A very loose adaptation of CRIME AND PUNISHMENT.
“You cannot look away from Darezhan Omirbaev’s Student, as you can’t look away from any of the Kazakh director’s films, for each and every shot is quietly but powerfully charged,” begins Daniel Kasman at MUBI’s Notebook. “It always seems a minute charge until a simple shot’s condensation of narrative expression and emotional nuance sneaks up on you. In this new film, liberally yet efficiently adapted from Crime and Punishment, the titular student, very poor, very dejected, rides a bus through town; later that afternoon he spontaneously gives away money to the family of an unemployed poet; finally, we see him walking through the rain, and suddenly: ah! he is so poor that he gave away even his bus fare. It is not a chain of this-and-then-that, but a quiet movement, elliptical and quotidian, asking the audience to read how a nominally unimportant action or insert is, in fact, crucially telling to what’s going on in someone’s mind, in their life, in the connection between scenes.”
“It’s more than a decade since the Kazakhstani director’s The Road (also in the Un Certain Regard strand) met with a warm reception from the Cannes critics, but the new film shows he hasn’t lost his capacity to combine simplicity of method with subtlety of resonance,” writes Geoff Andrew for Sight & Sound, adding that “the film is often reminiscent (in its lighting, colour schemes, low-key acting style and pacing) of Aki Kaurismäki’s version of the same novel, though for the most part without the Finn’s trademark deadpan humor.” Let’s note here that Leslie Felperin makes the same point in Variety; moving on: “Indeed, with its pared-back, taciturn, almost Bressonian directness, Student might even seem like a rather naïve take on the Dostoyevsky theme, were it not for Omirbayev using a couple of scenes of philosophy lectures and some judiciously chosen clips playing on the student’s landlady’s television to add depth to the theme of responsibility and ethics.”
At the House Next Door, Budd Wilkins dissents: “Because Omirbaev doesn’t flesh out any of the quasi-philosophical discussion, like the scene where a fellow student reads aloud about ‘postmodern uselessness,’ the subtext simply lays there inert, neither hefty enough to stimulate speculation on the audience’s part, nor wafer-thin enough to dismiss as mere window dressing. Furthermore, the lack of a cinematic analogue for the policeman who pursues the student killer further saps the narrative pacing. Given the film’s static shots and somnambulistic pacing, it could have used some. Granted, the obvious precursor here is Robert Bresson’s Pickpocket. But whereas Bresson broke the world and humankind down into shards of perceived experience, only to recast them in what Paul Schrader termed ‘transcendental style,’ Omirbaev adopts rigorous montage as nothing more than a fashion, and narrative ambiguity becomes a ploy just to leave shit unexplained.”
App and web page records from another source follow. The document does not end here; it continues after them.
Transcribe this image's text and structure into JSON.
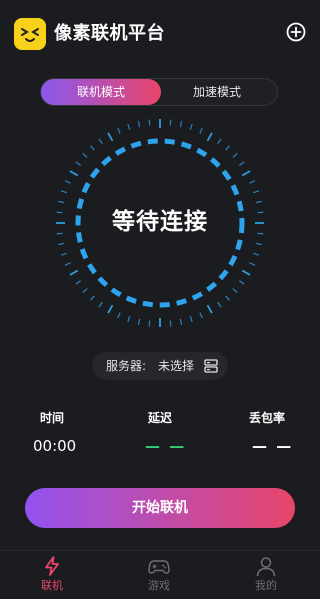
{
  "header": {
    "title": "像素联机平台",
    "logo_icon": "smiley-logo-icon",
    "add_icon": "plus-circle-icon"
  },
  "mode_tabs": [
    {
      "label": "联机模式",
      "active": true
    },
    {
      "label": "加速模式",
      "active": false
    }
  ],
  "dial": {
    "status_text": "等待连接"
  },
  "server": {
    "label": "服务器:",
    "value": "未选择",
    "icon": "server-list-icon"
  },
  "stats": {
    "time": {
      "label": "时间",
      "value": "00:00"
    },
    "latency": {
      "label": "延迟",
      "value": "— —"
    },
    "packet_loss": {
      "label": "丢包率",
      "value": "— —"
    }
  },
  "start_button": {
    "label": "开始联机"
  },
  "bottom_nav": [
    {
      "label": "联机",
      "icon": "lightning-icon",
      "active": true
    },
    {
      "label": "游戏",
      "icon": "gamepad-icon",
      "active": false
    },
    {
      "label": "我的",
      "icon": "user-icon",
      "active": false
    }
  ],
  "colors": {
    "background": "#1b1c20",
    "accent_start": "#8a58ee",
    "accent_end": "#e8466a",
    "dial_blue": "#2fa4ee",
    "active_nav": "#e8466a",
    "latency_green": "#2fcf72",
    "inactive_nav": "#6d6e73"
  }
}
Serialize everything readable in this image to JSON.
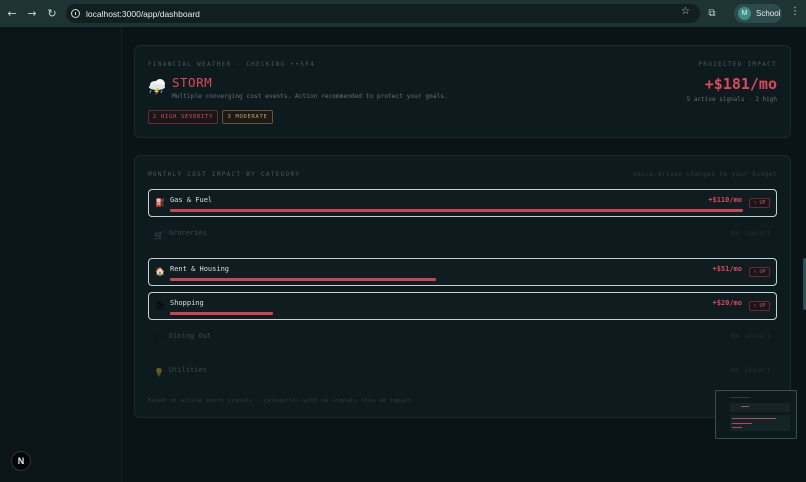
{
  "browser": {
    "url": "localhost:3000/app/dashboard",
    "profile_initial": "M",
    "profile_name": "School",
    "back_icon": "←",
    "forward_icon": "→",
    "reload_icon": "↻",
    "star_icon": "☆",
    "extensions_icon": "⧉",
    "menu_icon": "⋮"
  },
  "weather": {
    "label": "Financial weather · checking ••5F4",
    "status": "STORM",
    "description": "Multiple converging cost events. Action recommended to protect your goals.",
    "projected_label": "Projected impact",
    "projected_value": "+$181/mo",
    "projected_sub": "5 active signals · 2 high",
    "badges": {
      "high": "2 high severity",
      "moderate": "3 moderate"
    },
    "colors": {
      "storm": "#e0475a",
      "moderate": "#c9a35c"
    }
  },
  "impact": {
    "title": "Monthly cost impact by category",
    "hint": "macro-driven changes to your budget",
    "rows": [
      {
        "name": "Gas & Fuel",
        "icon": "⛽",
        "icon_name": "fuel-pump-icon",
        "amount": "+$110/mo",
        "trend": "↑ UP",
        "active": true,
        "share": 1.0
      },
      {
        "name": "Groceries",
        "icon": "🛒",
        "icon_name": "shopping-cart-icon",
        "amount": "No impact",
        "active": false
      },
      {
        "name": "Rent & Housing",
        "icon": "🏠",
        "icon_name": "house-icon",
        "amount": "+$51/mo",
        "trend": "↑ UP",
        "active": true,
        "share": 0.465
      },
      {
        "name": "Shopping",
        "icon": "🛍",
        "icon_name": "shopping-bag-icon",
        "amount": "+$20/mo",
        "trend": "↑ UP",
        "active": true,
        "share": 0.18
      },
      {
        "name": "Dining Out",
        "icon": "🍽",
        "icon_name": "fork-knife-icon",
        "amount": "No impact",
        "active": false
      },
      {
        "name": "Utilities",
        "icon": "💡",
        "icon_name": "lightbulb-icon",
        "amount": "No impact",
        "active": false
      }
    ],
    "footnote": "Based on active macro signals · categories with no signals show $0 impact"
  },
  "dev": {
    "badge_letter": "N"
  }
}
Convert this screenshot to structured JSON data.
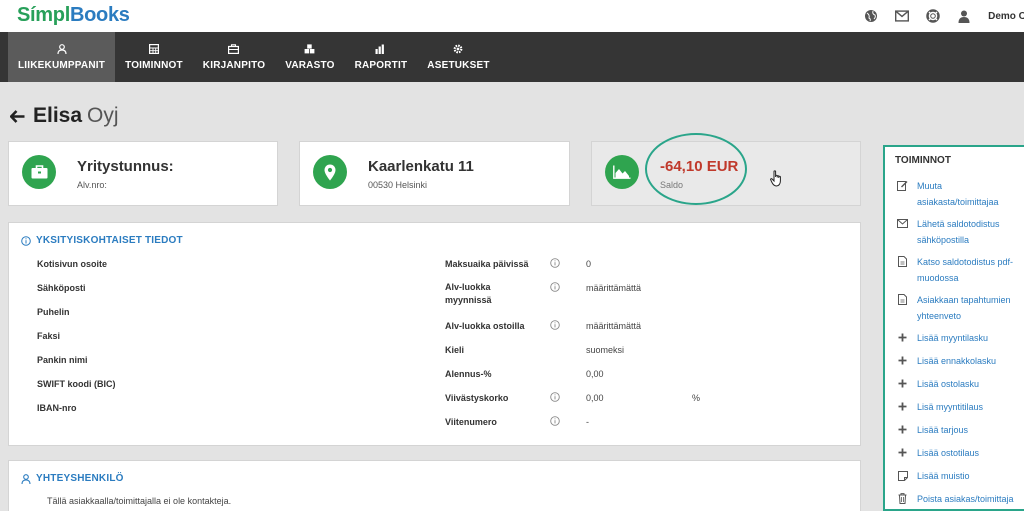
{
  "app": {
    "logo_part1": "Símpl",
    "logo_part2": "Books",
    "user_label": "Demo Oy",
    "brand_green": "#2fa44f",
    "brand_blue": "#2b7cc0"
  },
  "top_icons": [
    "globe-icon",
    "mail-icon",
    "lifebuoy-icon",
    "user-icon"
  ],
  "nav": [
    {
      "label": "LIIKEKUMPPANIT",
      "icon": "person-icon",
      "active": true
    },
    {
      "label": "TOIMINNOT",
      "icon": "calculator-icon"
    },
    {
      "label": "KIRJANPITO",
      "icon": "briefcase-icon"
    },
    {
      "label": "VARASTO",
      "icon": "cubes-icon"
    },
    {
      "label": "RAPORTIT",
      "icon": "bar-chart-icon"
    },
    {
      "label": "ASETUKSET",
      "icon": "gear-icon"
    }
  ],
  "page": {
    "title_main": "Elisa",
    "title_suffix": "Oyj"
  },
  "cards": {
    "company": {
      "title": "Yritystunnus:",
      "sub": "Alv.nro:",
      "icon": "briefcase-icon"
    },
    "address": {
      "title": "Kaarlenkatu 11",
      "sub": "00530 Helsinki",
      "icon": "map-pin-icon"
    },
    "balance": {
      "value": "-64,10 EUR",
      "label": "Saldo",
      "icon": "area-chart-icon",
      "value_color": "#c0392b"
    }
  },
  "details": {
    "header": "YKSITYISKOHTAISET TIEDOT",
    "left_fields": [
      "Kotisivun osoite",
      "Sähköposti",
      "Puhelin",
      "Faksi",
      "Pankin nimi",
      "SWIFT koodi (BIC)",
      "IBAN-nro"
    ],
    "right_fields": [
      {
        "label": "Maksuaika päivissä",
        "value": "0",
        "info": true
      },
      {
        "label": "Alv-luokka myynnissä",
        "value": "määrittämättä",
        "info": true
      },
      {
        "label": "Alv-luokka ostoilla",
        "value": "määrittämättä",
        "info": true
      },
      {
        "label": "Kieli",
        "value": "suomeksi",
        "info": false
      },
      {
        "label": "Alennus-%",
        "value": "0,00",
        "info": false
      },
      {
        "label": "Viivästyskorko",
        "value": "0,00",
        "unit": "%",
        "info": true
      },
      {
        "label": "Viitenumero",
        "value": "-",
        "info": true
      }
    ]
  },
  "contacts": {
    "header": "YHTEYSHENKILÖ",
    "empty_text": "Tällä asiakkaalla/toimittajalla ei ole kontakteja."
  },
  "actions": {
    "title": "TOIMINNOT",
    "items": [
      {
        "label": "Muuta asiakasta/toimittajaa",
        "icon": "edit-icon"
      },
      {
        "label": "Lähetä saldotodistus sähköpostilla",
        "icon": "envelope-icon"
      },
      {
        "label": "Katso saldotodistus pdf-muodossa",
        "icon": "file-icon"
      },
      {
        "label": "Asiakkaan tapahtumien yhteenveto",
        "icon": "file-icon"
      },
      {
        "label": "Lisää myyntilasku",
        "icon": "plus-icon"
      },
      {
        "label": "Lisää ennakkolasku",
        "icon": "plus-icon"
      },
      {
        "label": "Lisää ostolasku",
        "icon": "plus-icon"
      },
      {
        "label": "Lisä myyntitilaus",
        "icon": "plus-icon"
      },
      {
        "label": "Lisää tarjous",
        "icon": "plus-icon"
      },
      {
        "label": "Lisää ostotilaus",
        "icon": "plus-icon"
      },
      {
        "label": "Lisää muistio",
        "icon": "note-icon"
      },
      {
        "label": "Poista asiakas/toimittaja",
        "icon": "trash-icon"
      }
    ]
  }
}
Stephen Dalton in the Hollywood Reporter: “Shot on location in Almaty’s shabby suburbs, Student interweaves a truncated but broadly faithful approximation of Dostoevsky’s sprawling plot with heavy-handed observations about the baleful impact of capitalism on post-Communist Kazakhstan—apparently a hotspot of rampant corruption, deepening inequality and new-money gangsters getting away with crime but no punishment. This is a valid way to update the novel, which was itself a topical commentary on the tidal wave of nihilism and radicalism that would soon engulf pre-Revolutionary Russia. Unfortunately, Omirbaev fails to invest either the murder plot or its political subtext with much suspense or conviction. Instead, his nameless anti-hero appears virtually catatonic, in sharp contrast to Dostoevsky’s manic and perpetually self-questioning Raskolnikov.”
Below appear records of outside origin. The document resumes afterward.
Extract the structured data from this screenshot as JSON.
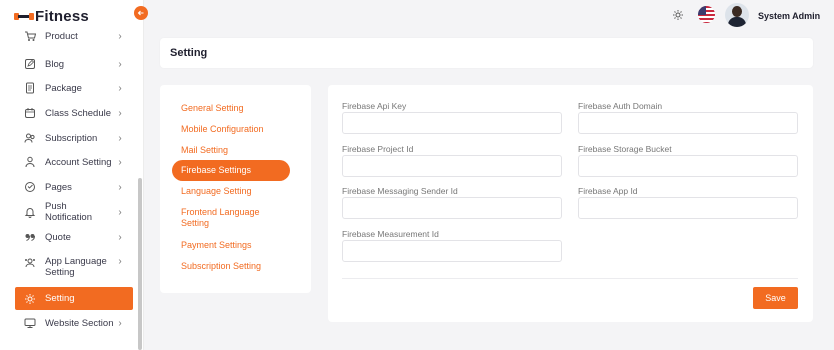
{
  "app": {
    "logo_text": "Fitness"
  },
  "header": {
    "user_name": "System Admin"
  },
  "sidebar": {
    "items": [
      {
        "label": "Product",
        "icon": "cart-icon",
        "chev": "›"
      },
      {
        "label": "Blog",
        "icon": "edit-icon",
        "chev": "›"
      },
      {
        "label": "Package",
        "icon": "document-icon",
        "chev": "›"
      },
      {
        "label": "Class Schedule",
        "icon": "calendar-icon",
        "chev": "›"
      },
      {
        "label": "Subscription",
        "icon": "users-icon",
        "chev": "›"
      },
      {
        "label": "Account Setting",
        "icon": "user-settings-icon",
        "chev": "›"
      },
      {
        "label": "Pages",
        "icon": "pages-icon",
        "chev": "›"
      },
      {
        "label": "Push Notification",
        "icon": "bell-icon",
        "chev": "›"
      },
      {
        "label": "Quote",
        "icon": "quote-icon",
        "chev": "›"
      },
      {
        "label": "App Language Setting",
        "icon": "language-icon",
        "chev": "›"
      },
      {
        "label": "Setting",
        "icon": "gear-icon",
        "chev": ""
      },
      {
        "label": "Website Section",
        "icon": "monitor-icon",
        "chev": "›"
      }
    ]
  },
  "page": {
    "title": "Setting"
  },
  "settings_menu": {
    "items": [
      "General Setting",
      "Mobile Configuration",
      "Mail Setting",
      "Firebase Settings",
      "Language Setting",
      "Frontend Language Setting",
      "Payment Settings",
      "Subscription Setting"
    ],
    "active": "Firebase Settings"
  },
  "form": {
    "api_key_label": "Firebase Api Key",
    "auth_domain_label": "Firebase Auth Domain",
    "project_id_label": "Firebase Project Id",
    "storage_bucket_label": "Firebase Storage Bucket",
    "sender_id_label": "Firebase Messaging Sender Id",
    "app_id_label": "Firebase App Id",
    "measurement_id_label": "Firebase Measurement Id",
    "api_key_value": "",
    "auth_domain_value": "",
    "project_id_value": "",
    "storage_bucket_value": "",
    "sender_id_value": "",
    "app_id_value": "",
    "measurement_id_value": "",
    "save_label": "Save"
  },
  "colors": {
    "accent": "#f26b21",
    "background": "#f4f4f6",
    "text_dark": "#1f1f2e"
  }
}
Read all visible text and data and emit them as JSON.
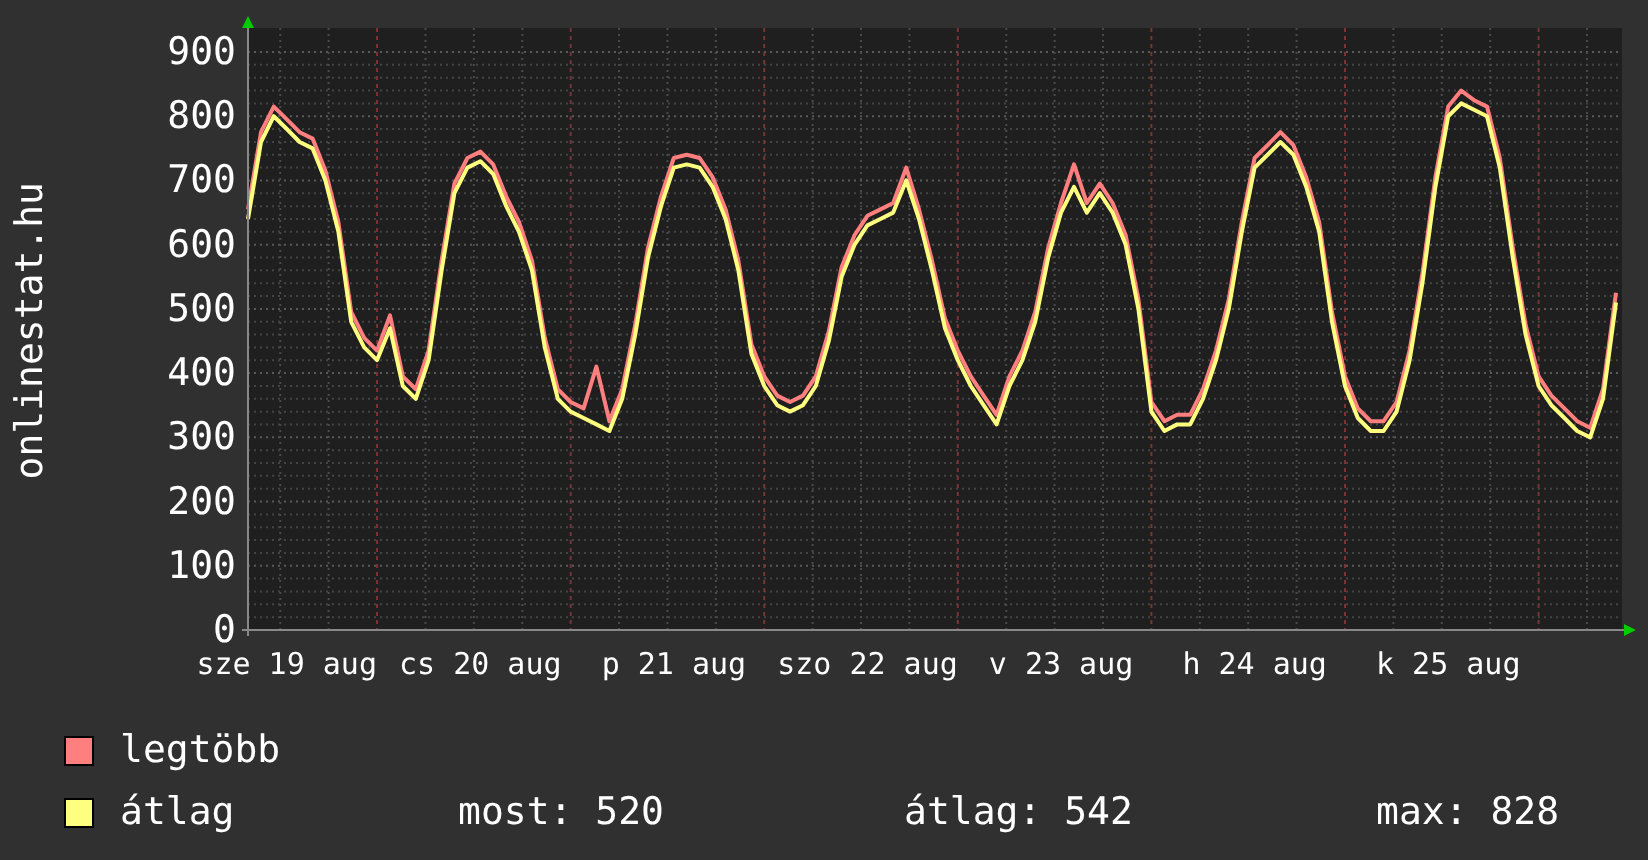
{
  "graph": {
    "chart_data": {
      "type": "line",
      "ylabel": "onlinestat.hu",
      "grid": true,
      "ylim": [
        0,
        900
      ],
      "yticks": [
        0,
        100,
        200,
        300,
        400,
        500,
        600,
        700,
        800,
        900
      ],
      "categories": [
        null,
        null,
        null,
        "sze 19 aug",
        null,
        null,
        null,
        null,
        null,
        null,
        null,
        null,
        null,
        null,
        null,
        null,
        null,
        null,
        "cs 20 aug",
        null,
        null,
        null,
        null,
        null,
        null,
        null,
        null,
        null,
        null,
        null,
        null,
        null,
        null,
        "p 21 aug",
        null,
        null,
        null,
        null,
        null,
        null,
        null,
        null,
        null,
        null,
        null,
        null,
        null,
        null,
        "szo 22 aug",
        null,
        null,
        null,
        null,
        null,
        null,
        null,
        null,
        null,
        null,
        null,
        null,
        null,
        null,
        "v 23 aug",
        null,
        null,
        null,
        null,
        null,
        null,
        null,
        null,
        null,
        null,
        null,
        null,
        null,
        null,
        "h 24 aug",
        null,
        null,
        null,
        null,
        null,
        null,
        null,
        null,
        null,
        null,
        null,
        null,
        null,
        null,
        "k 25 aug",
        null,
        null,
        null,
        null,
        null,
        null,
        null,
        null,
        null,
        null,
        null,
        null,
        null
      ],
      "series": [
        {
          "name": "legtöbb",
          "color": "#ff7f7f",
          "values": [
            655,
            775,
            815,
            795,
            775,
            765,
            715,
            635,
            495,
            455,
            435,
            490,
            395,
            375,
            435,
            575,
            695,
            735,
            745,
            725,
            675,
            635,
            575,
            455,
            375,
            355,
            345,
            410,
            325,
            375,
            475,
            595,
            675,
            735,
            740,
            735,
            705,
            655,
            575,
            445,
            395,
            365,
            355,
            365,
            395,
            465,
            565,
            615,
            645,
            655,
            665,
            720,
            655,
            575,
            485,
            435,
            395,
            365,
            335,
            395,
            435,
            495,
            595,
            665,
            725,
            665,
            695,
            665,
            615,
            515,
            355,
            325,
            335,
            335,
            375,
            435,
            515,
            635,
            735,
            755,
            775,
            755,
            705,
            635,
            495,
            395,
            345,
            325,
            325,
            355,
            435,
            555,
            705,
            815,
            840,
            825,
            815,
            735,
            595,
            475,
            395,
            365,
            345,
            325,
            315,
            375,
            525
          ]
        },
        {
          "name": "átlag",
          "color": "#ffff7f",
          "values": [
            640,
            760,
            800,
            780,
            760,
            750,
            700,
            620,
            480,
            440,
            420,
            470,
            380,
            360,
            420,
            560,
            680,
            720,
            730,
            710,
            660,
            620,
            560,
            440,
            360,
            340,
            330,
            320,
            310,
            360,
            460,
            580,
            660,
            720,
            725,
            720,
            690,
            640,
            560,
            430,
            380,
            350,
            340,
            350,
            380,
            450,
            550,
            600,
            630,
            640,
            650,
            700,
            640,
            560,
            470,
            420,
            380,
            350,
            320,
            380,
            420,
            480,
            580,
            650,
            690,
            650,
            680,
            650,
            600,
            500,
            340,
            310,
            320,
            320,
            360,
            420,
            500,
            620,
            720,
            740,
            760,
            740,
            690,
            620,
            480,
            380,
            330,
            310,
            310,
            340,
            420,
            540,
            690,
            800,
            820,
            810,
            800,
            720,
            580,
            460,
            380,
            350,
            330,
            310,
            300,
            360,
            510
          ]
        }
      ]
    }
  },
  "legend": {
    "stats": [
      "most: 520",
      "átlag: 542",
      "max: 828"
    ]
  }
}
Update, 5/20: “Given the recognition that the source novel has all over, and the deceptive simplicity of this adaptation, now is possibly a good time for producers and distributors to begin a small Omirbayev bandwagon that would highlight his gifts and potential,” suggests Howard Feinstein in Screen. “He could be one of the greats if given half a chance.”
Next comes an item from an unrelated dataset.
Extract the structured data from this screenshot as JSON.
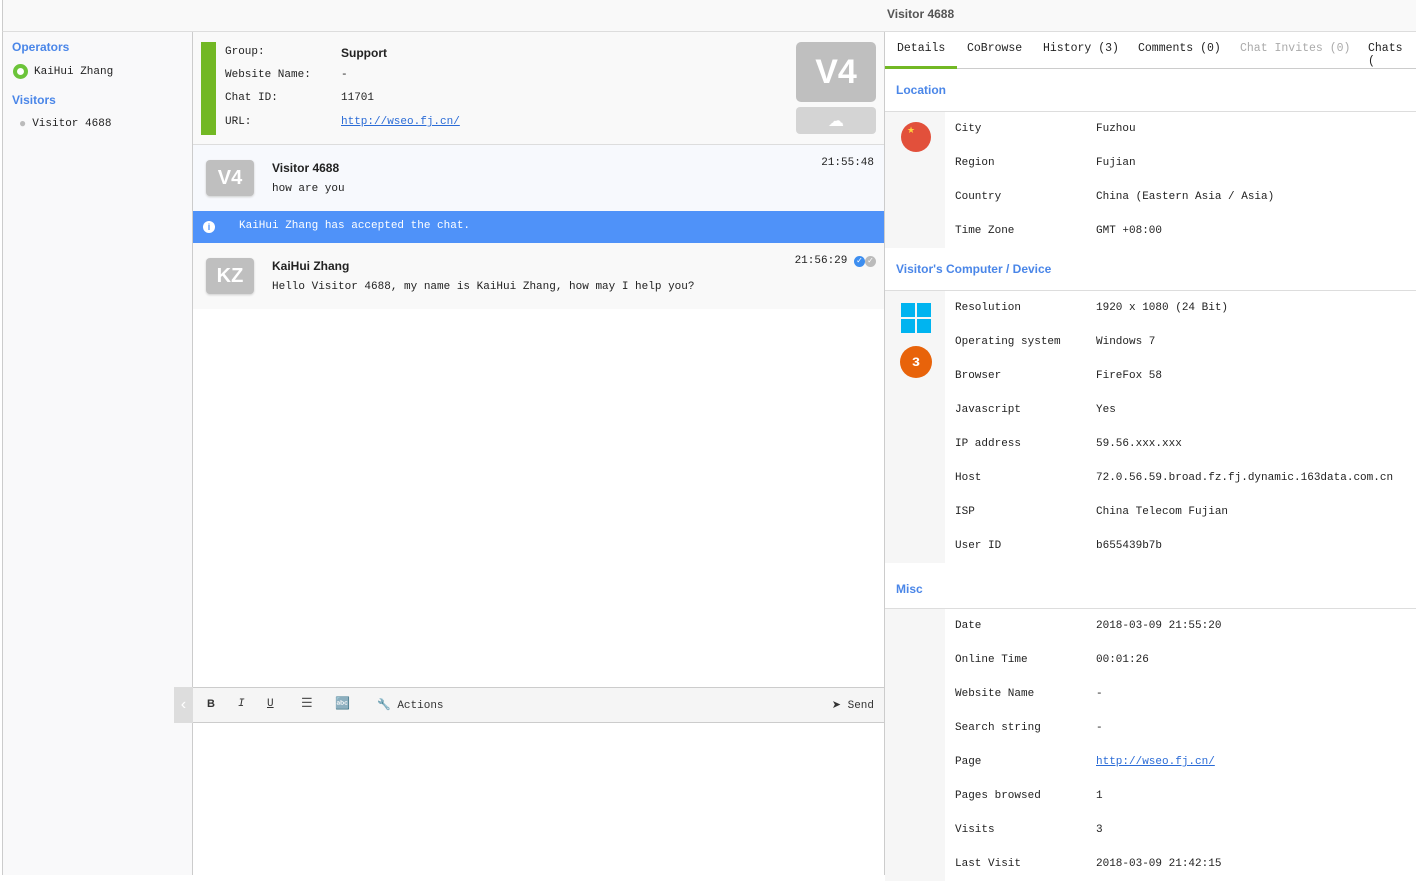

Update, 5/24: James Quandt for the National Post: “Omyrbaev proves a brazen stranger to subtlety in his recasting of Dostoevsky as critique of post-socialist Russia, interpolating footage of lions attacking hyenas and zebras, and television coverage of the Bushes and the JFK assassination into his tale. However, his thematic obviousness is contained by a masterful style grounded in Bresson’s edicts about acting, sound, framing, and editing.”